## What is expected
Within the entries below, count the lines that hold the string "content" and give only that number.

——

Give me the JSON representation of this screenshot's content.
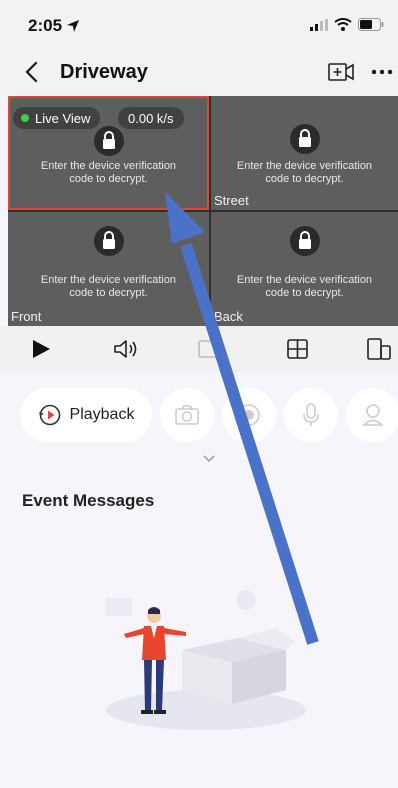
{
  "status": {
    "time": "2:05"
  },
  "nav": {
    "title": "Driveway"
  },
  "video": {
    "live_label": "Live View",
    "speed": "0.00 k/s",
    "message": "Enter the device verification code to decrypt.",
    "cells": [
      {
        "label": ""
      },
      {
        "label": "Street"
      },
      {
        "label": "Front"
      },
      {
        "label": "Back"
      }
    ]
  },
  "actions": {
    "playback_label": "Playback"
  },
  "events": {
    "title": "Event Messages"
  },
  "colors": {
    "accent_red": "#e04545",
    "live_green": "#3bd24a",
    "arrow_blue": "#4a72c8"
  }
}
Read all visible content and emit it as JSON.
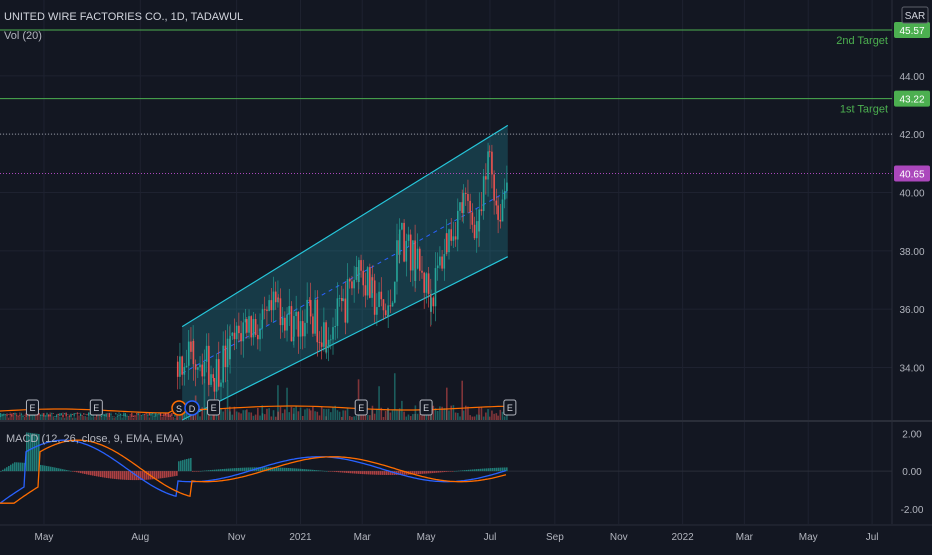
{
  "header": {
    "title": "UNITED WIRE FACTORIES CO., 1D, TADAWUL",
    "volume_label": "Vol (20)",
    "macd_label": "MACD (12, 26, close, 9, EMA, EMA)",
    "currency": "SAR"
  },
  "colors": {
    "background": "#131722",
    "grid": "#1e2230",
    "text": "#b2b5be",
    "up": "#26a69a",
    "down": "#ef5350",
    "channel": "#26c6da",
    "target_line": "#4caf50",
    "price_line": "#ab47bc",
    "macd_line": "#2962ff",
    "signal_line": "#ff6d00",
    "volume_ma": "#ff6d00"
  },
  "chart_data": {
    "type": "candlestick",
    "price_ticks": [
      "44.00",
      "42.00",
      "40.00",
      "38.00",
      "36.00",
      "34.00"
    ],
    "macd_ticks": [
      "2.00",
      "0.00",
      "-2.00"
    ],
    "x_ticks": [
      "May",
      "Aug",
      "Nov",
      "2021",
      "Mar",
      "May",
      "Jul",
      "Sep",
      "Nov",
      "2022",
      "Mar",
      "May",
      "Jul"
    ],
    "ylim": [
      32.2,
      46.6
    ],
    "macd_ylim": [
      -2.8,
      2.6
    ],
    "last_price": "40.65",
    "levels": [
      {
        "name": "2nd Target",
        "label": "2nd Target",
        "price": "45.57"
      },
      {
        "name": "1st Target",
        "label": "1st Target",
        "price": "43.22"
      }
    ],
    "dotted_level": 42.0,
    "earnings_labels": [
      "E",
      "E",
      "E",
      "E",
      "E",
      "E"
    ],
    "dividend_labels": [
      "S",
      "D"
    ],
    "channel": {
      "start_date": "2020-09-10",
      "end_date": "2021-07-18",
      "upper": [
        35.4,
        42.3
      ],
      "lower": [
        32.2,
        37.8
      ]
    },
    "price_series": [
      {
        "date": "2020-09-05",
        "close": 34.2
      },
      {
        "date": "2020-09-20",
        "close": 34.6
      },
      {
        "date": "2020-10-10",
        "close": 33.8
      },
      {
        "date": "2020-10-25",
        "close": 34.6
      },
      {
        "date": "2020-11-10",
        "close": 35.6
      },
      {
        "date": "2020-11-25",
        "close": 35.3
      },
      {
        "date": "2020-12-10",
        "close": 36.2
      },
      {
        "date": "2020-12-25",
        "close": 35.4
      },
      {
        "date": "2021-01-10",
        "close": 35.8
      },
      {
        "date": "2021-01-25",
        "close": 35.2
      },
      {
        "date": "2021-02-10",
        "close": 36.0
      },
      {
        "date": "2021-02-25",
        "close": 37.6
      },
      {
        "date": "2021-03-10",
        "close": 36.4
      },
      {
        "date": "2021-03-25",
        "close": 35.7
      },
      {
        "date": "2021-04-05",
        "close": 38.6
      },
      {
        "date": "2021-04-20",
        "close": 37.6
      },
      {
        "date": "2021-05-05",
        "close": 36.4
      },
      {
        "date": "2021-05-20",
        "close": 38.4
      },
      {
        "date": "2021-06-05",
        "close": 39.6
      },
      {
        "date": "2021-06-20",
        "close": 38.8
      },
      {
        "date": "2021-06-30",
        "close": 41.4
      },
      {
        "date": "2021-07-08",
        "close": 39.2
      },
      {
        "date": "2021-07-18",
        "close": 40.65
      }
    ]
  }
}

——

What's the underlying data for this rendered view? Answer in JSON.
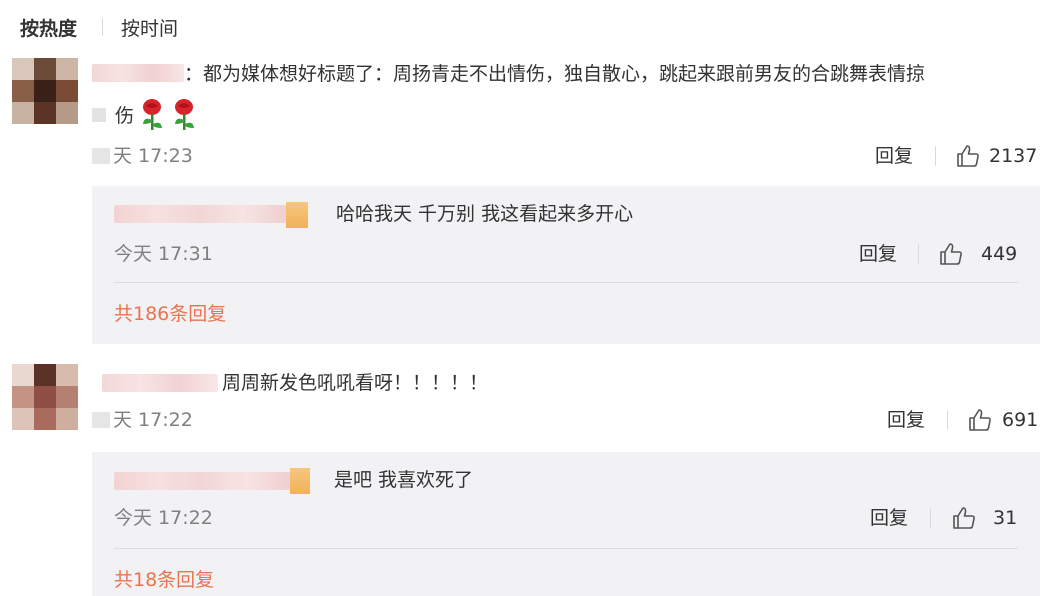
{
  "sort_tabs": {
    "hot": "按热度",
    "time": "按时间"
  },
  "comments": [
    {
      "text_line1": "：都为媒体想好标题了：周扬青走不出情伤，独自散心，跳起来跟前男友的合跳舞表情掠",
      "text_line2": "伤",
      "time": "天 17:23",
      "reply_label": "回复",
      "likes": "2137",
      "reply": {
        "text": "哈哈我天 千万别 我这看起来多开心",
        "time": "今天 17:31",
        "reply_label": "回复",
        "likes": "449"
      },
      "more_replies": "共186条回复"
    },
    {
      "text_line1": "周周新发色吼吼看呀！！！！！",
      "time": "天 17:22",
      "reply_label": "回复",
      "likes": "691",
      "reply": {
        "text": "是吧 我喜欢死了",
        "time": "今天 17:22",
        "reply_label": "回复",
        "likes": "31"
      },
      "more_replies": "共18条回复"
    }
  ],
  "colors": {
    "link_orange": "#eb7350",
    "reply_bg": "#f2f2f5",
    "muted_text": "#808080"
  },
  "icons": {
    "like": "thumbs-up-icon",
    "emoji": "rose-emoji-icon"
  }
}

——

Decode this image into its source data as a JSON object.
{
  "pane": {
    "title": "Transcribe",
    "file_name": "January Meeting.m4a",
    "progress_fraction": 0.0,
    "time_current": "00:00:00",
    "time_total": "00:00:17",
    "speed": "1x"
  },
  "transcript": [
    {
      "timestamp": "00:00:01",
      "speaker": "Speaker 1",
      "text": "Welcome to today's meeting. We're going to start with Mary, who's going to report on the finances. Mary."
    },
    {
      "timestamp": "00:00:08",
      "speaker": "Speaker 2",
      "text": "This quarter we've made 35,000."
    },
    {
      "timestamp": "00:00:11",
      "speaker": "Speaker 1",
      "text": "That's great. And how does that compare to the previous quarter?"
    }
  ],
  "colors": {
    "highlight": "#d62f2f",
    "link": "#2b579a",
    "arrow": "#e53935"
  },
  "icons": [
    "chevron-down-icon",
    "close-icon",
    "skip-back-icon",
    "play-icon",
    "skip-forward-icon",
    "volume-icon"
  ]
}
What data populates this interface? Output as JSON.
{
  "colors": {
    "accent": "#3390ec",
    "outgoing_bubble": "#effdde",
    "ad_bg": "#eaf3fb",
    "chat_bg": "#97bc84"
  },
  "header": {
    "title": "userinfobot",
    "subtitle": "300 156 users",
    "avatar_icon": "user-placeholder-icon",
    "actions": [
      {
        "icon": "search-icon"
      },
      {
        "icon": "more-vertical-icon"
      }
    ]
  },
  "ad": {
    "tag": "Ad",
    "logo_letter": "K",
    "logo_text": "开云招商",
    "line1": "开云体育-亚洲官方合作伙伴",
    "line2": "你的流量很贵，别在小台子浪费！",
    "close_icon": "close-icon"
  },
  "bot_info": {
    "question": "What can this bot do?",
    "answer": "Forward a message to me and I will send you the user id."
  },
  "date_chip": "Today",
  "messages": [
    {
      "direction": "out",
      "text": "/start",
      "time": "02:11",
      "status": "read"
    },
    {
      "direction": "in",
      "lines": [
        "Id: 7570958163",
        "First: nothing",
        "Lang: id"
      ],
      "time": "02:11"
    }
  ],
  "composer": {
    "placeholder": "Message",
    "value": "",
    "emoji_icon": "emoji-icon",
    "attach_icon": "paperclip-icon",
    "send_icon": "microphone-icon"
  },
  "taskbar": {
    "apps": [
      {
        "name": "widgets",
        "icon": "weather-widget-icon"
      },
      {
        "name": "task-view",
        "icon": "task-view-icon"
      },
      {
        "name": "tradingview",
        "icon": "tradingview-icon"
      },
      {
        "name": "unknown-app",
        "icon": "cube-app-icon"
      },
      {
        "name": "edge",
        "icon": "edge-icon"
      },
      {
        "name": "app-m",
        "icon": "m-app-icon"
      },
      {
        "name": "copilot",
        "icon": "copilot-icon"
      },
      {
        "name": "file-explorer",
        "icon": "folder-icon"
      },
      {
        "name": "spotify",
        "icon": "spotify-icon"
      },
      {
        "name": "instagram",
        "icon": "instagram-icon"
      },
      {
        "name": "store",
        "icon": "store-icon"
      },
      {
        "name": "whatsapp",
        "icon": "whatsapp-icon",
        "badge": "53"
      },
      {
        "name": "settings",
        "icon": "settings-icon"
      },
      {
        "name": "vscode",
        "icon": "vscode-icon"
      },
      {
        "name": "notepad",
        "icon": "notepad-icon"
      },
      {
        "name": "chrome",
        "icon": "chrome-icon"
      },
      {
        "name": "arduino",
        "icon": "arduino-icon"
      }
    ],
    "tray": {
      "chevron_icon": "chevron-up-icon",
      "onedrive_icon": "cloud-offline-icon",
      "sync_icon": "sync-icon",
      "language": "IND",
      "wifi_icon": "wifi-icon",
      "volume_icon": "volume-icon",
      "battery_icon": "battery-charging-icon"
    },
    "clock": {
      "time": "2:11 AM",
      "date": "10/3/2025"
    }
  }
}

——

## Reply
2